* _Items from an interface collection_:
--------------------------------

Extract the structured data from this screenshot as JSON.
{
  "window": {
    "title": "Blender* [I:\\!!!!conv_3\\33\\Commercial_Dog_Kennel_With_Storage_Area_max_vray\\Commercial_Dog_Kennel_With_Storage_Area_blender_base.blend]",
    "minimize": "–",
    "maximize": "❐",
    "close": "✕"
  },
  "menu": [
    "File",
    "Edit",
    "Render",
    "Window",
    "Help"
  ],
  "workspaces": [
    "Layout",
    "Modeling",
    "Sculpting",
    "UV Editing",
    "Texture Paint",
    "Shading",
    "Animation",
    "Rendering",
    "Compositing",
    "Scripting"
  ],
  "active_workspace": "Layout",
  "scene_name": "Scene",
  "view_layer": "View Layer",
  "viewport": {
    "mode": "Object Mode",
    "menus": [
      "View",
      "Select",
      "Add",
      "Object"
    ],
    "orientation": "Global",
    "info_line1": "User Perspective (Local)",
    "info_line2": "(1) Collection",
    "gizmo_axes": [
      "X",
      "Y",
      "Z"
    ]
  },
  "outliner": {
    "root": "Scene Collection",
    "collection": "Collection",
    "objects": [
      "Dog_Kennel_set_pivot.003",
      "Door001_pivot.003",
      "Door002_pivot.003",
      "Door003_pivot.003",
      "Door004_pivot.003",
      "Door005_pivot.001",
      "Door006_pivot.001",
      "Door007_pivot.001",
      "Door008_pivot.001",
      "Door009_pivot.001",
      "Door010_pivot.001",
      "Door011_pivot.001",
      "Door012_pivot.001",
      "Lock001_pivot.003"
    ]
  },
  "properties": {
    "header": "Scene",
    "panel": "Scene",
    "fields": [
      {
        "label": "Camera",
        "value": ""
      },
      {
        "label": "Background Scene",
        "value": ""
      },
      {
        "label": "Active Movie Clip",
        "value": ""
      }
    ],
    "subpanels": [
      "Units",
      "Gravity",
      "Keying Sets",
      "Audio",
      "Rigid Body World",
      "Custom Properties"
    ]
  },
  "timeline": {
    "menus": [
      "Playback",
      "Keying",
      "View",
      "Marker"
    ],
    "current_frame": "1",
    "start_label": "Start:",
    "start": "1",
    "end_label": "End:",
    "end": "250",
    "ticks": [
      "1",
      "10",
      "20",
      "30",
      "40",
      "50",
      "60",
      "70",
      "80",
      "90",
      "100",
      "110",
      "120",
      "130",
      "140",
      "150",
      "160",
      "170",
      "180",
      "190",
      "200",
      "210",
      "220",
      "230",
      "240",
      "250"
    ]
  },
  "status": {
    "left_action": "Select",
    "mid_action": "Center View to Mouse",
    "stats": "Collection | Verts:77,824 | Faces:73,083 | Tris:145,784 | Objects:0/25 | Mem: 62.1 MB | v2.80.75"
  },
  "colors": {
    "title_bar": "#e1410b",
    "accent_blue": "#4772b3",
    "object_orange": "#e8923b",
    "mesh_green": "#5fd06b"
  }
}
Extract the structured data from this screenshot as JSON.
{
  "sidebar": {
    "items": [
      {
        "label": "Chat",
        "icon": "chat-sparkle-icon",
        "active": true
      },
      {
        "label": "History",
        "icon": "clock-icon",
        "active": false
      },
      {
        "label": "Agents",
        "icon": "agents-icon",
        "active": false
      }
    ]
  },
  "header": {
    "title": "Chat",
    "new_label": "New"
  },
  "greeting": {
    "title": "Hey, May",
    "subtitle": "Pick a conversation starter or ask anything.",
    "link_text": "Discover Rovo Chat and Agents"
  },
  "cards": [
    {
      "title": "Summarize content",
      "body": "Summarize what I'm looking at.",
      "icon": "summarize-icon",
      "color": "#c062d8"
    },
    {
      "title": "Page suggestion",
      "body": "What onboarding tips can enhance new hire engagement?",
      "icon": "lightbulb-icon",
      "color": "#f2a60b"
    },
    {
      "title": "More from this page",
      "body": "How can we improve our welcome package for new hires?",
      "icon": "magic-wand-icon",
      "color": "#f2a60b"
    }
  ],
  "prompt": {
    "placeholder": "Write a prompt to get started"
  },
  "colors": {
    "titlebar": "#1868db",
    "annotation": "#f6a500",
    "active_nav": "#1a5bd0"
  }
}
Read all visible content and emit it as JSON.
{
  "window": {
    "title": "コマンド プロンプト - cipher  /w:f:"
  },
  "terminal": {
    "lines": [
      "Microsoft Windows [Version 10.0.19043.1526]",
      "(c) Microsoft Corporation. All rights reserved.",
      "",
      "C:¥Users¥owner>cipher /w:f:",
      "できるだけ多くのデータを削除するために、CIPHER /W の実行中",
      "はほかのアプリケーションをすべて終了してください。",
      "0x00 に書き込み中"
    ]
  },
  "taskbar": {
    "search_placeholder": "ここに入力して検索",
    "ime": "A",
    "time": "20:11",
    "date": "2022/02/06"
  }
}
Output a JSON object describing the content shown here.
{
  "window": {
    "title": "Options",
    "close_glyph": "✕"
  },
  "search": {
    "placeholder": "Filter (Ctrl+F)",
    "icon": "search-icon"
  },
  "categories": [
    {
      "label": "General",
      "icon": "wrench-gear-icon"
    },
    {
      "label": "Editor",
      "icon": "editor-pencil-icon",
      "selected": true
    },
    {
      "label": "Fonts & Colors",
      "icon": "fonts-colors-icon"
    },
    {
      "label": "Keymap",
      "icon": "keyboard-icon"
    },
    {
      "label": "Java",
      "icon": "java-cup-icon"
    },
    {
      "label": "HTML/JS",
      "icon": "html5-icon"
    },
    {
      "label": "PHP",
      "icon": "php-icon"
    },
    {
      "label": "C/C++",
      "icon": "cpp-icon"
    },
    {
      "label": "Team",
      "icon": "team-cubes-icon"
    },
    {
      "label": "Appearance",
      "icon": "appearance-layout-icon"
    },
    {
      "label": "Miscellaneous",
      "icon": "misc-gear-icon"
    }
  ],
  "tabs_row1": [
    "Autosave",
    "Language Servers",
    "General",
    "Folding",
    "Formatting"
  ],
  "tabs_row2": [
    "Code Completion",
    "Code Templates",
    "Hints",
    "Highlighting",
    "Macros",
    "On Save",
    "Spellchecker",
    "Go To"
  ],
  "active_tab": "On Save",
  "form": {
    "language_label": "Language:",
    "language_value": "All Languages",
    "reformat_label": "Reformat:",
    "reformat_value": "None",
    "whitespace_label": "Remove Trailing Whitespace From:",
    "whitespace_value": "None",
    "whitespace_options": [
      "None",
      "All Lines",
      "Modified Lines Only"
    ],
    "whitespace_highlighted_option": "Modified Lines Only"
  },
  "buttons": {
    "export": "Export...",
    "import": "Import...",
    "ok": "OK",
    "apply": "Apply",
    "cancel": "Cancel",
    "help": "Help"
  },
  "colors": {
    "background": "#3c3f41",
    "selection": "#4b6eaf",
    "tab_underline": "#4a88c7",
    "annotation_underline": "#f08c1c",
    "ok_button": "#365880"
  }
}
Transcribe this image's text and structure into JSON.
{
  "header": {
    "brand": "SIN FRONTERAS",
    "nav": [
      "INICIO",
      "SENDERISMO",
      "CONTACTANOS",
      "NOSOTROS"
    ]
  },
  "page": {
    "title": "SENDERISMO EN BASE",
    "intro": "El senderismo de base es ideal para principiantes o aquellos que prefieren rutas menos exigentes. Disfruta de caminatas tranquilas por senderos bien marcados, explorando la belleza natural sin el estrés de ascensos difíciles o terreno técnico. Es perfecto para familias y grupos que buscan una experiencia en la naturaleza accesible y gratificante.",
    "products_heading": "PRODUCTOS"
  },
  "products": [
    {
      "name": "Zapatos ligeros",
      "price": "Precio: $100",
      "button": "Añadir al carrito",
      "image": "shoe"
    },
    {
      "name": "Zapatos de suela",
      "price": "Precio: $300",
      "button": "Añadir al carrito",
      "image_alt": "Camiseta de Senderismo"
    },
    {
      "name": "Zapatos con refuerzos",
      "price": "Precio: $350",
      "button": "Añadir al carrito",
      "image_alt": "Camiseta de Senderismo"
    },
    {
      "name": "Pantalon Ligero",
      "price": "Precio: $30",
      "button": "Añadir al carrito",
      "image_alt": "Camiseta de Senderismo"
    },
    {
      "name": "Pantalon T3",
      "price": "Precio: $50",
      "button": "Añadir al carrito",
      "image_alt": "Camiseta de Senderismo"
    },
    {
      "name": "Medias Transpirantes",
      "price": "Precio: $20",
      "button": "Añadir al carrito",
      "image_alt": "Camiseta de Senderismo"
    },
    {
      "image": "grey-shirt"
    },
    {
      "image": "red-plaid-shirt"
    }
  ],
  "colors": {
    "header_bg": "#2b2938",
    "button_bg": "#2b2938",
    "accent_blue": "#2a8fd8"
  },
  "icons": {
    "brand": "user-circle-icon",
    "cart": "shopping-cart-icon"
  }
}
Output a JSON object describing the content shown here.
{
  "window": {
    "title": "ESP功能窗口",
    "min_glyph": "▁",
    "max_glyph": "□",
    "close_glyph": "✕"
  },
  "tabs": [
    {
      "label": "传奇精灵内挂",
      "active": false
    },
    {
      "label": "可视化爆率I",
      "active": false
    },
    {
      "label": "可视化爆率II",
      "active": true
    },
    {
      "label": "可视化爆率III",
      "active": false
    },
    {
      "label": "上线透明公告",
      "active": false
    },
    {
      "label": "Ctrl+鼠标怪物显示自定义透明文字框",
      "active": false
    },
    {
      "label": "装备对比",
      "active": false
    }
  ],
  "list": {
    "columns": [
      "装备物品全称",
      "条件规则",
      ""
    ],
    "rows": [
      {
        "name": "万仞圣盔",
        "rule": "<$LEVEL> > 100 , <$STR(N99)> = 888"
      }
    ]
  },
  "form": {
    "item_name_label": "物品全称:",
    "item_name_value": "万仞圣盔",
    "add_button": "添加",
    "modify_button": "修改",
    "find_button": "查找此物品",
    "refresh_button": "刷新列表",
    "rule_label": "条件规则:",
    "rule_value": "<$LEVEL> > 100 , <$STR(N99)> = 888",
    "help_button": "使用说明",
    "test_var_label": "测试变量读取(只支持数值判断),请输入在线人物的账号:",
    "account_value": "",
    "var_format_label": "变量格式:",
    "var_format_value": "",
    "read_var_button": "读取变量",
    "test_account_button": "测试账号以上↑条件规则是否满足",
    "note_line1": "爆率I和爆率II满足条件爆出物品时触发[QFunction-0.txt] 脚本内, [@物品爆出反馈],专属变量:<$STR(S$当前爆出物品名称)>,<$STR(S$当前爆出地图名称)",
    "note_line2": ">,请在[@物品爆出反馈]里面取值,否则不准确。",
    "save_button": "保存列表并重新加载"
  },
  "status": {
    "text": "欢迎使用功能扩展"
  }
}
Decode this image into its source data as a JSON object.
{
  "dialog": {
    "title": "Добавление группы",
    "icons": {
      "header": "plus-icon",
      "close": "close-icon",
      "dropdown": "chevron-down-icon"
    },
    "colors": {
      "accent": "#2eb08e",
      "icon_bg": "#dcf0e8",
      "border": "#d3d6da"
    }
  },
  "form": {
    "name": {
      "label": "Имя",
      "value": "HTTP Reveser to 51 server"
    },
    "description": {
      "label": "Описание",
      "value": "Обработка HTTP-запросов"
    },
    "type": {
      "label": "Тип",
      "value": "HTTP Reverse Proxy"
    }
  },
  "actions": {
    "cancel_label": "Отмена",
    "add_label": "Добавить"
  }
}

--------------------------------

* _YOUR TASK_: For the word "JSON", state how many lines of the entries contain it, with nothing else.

* _ANSWER SPACE_: 7